-- The task --
Pick out each line in these entries that contains the string "selected".

-- Provided records --
********
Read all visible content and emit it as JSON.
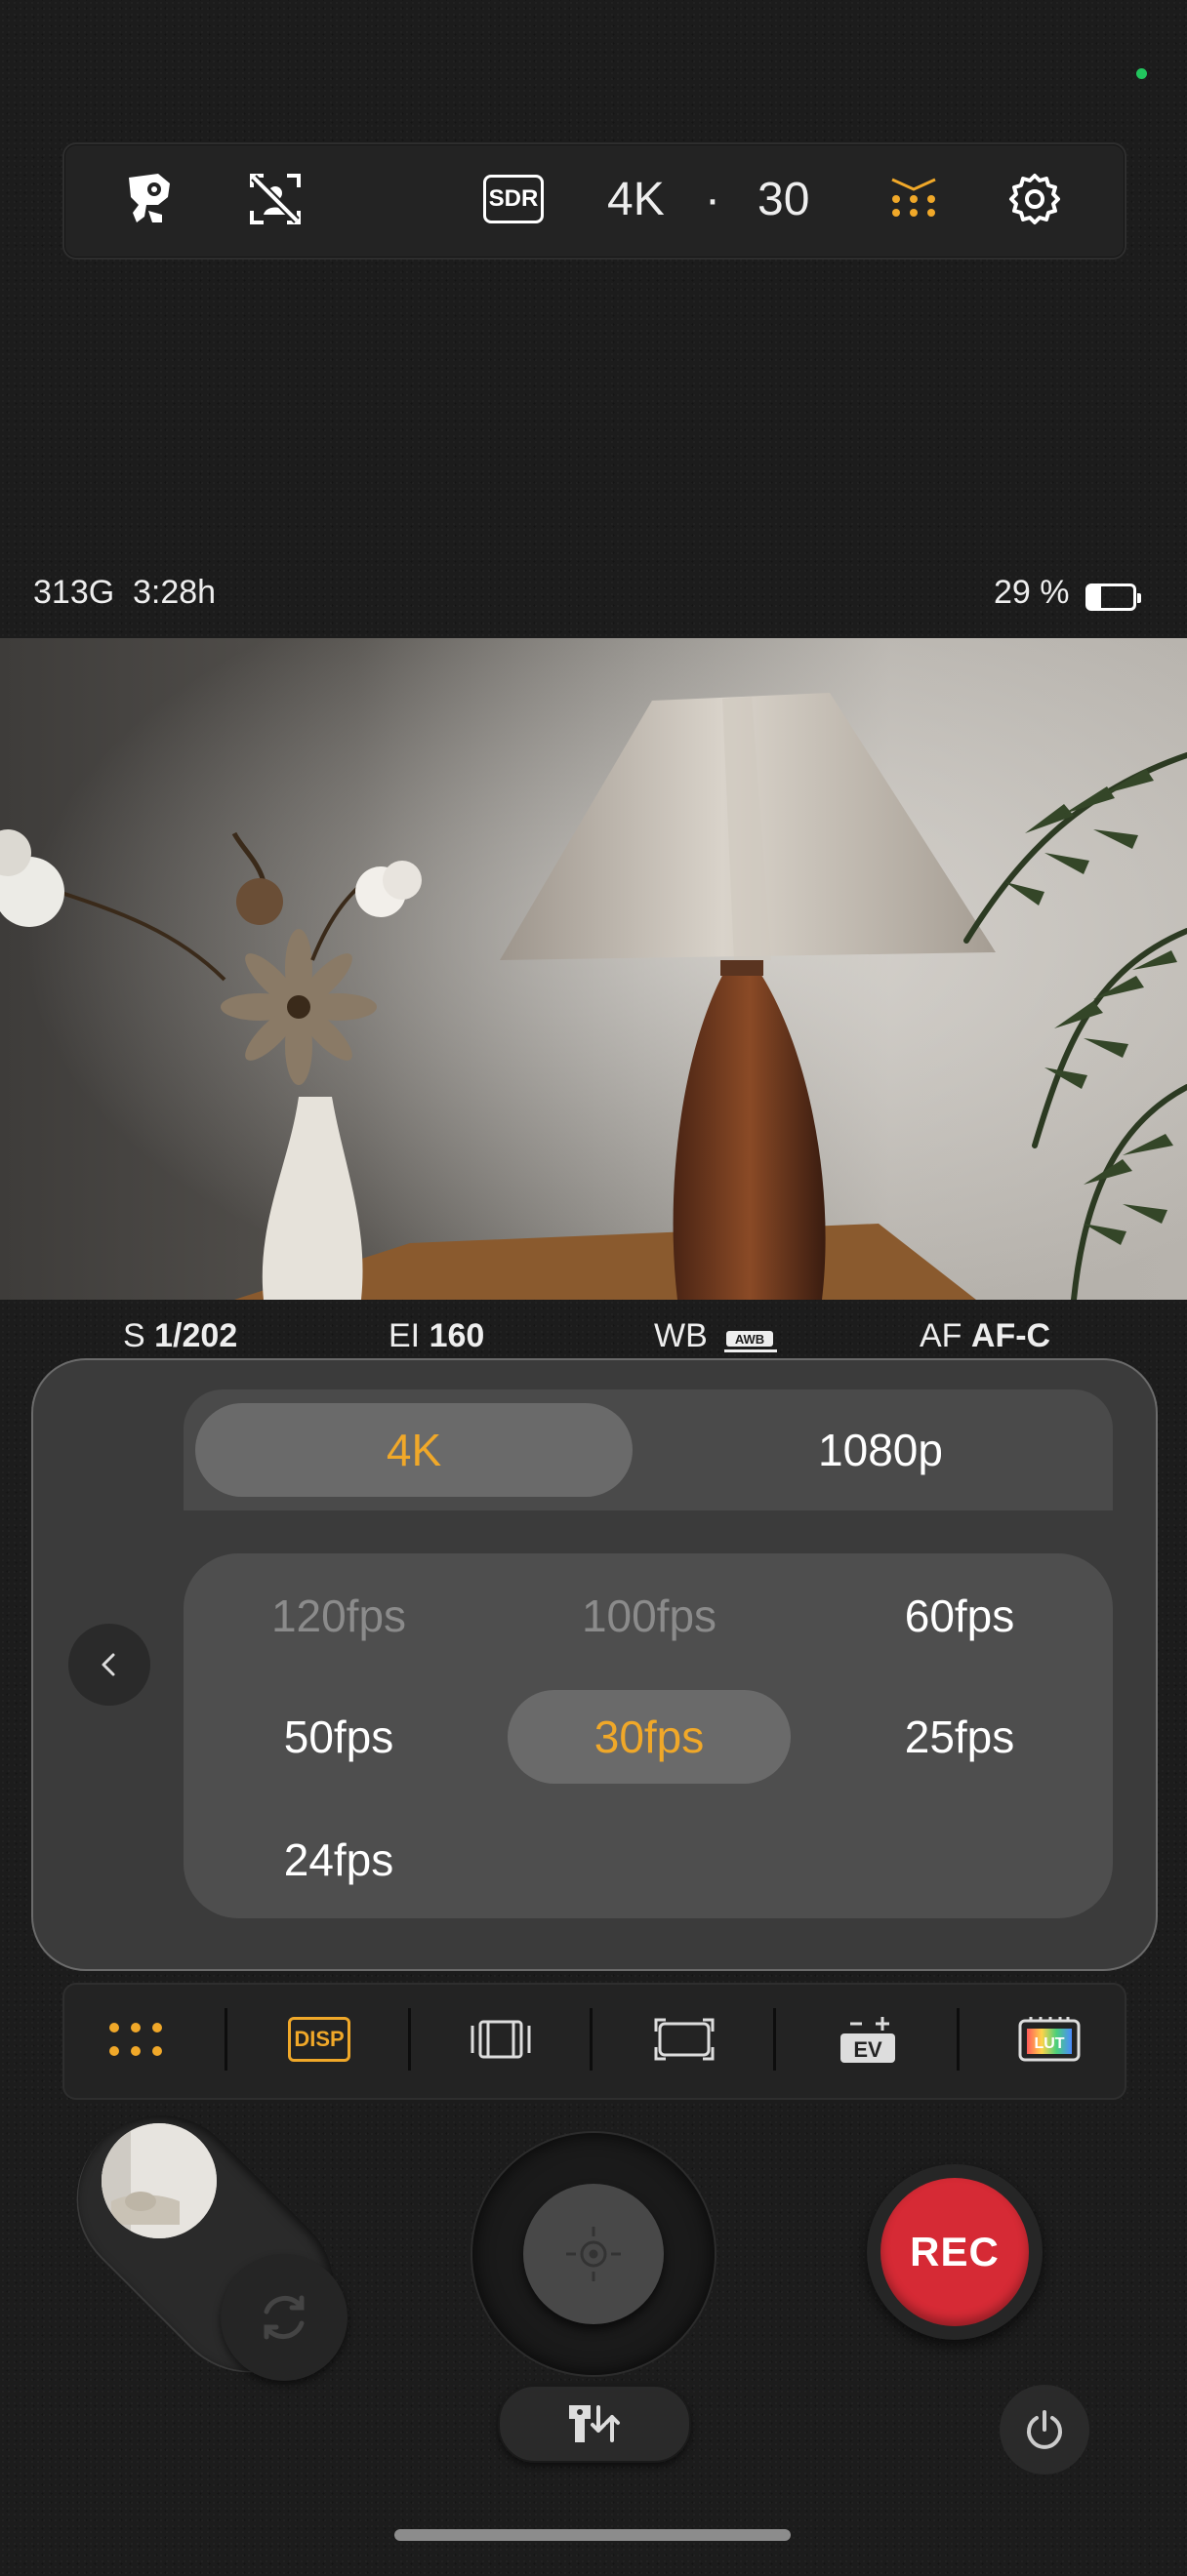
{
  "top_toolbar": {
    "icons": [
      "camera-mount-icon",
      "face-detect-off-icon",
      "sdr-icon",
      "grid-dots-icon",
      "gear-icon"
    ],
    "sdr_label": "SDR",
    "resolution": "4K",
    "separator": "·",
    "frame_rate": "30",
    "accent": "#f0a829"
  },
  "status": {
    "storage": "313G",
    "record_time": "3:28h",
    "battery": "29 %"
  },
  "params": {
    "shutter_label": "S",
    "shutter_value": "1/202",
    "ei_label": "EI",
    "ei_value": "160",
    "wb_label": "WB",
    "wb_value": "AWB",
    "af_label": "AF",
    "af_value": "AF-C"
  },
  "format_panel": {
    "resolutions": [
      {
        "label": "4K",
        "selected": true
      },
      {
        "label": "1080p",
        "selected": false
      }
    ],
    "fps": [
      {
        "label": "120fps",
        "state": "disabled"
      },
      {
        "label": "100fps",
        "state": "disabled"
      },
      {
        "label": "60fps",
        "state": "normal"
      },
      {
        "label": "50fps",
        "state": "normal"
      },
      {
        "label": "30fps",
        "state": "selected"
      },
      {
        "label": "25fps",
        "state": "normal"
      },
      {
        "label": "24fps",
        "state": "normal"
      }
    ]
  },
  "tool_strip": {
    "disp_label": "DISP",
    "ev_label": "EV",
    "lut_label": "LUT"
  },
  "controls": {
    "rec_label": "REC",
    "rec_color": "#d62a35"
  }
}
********
-- Exercise result --
        "selected": true
        "selected": false
        "state": "selected"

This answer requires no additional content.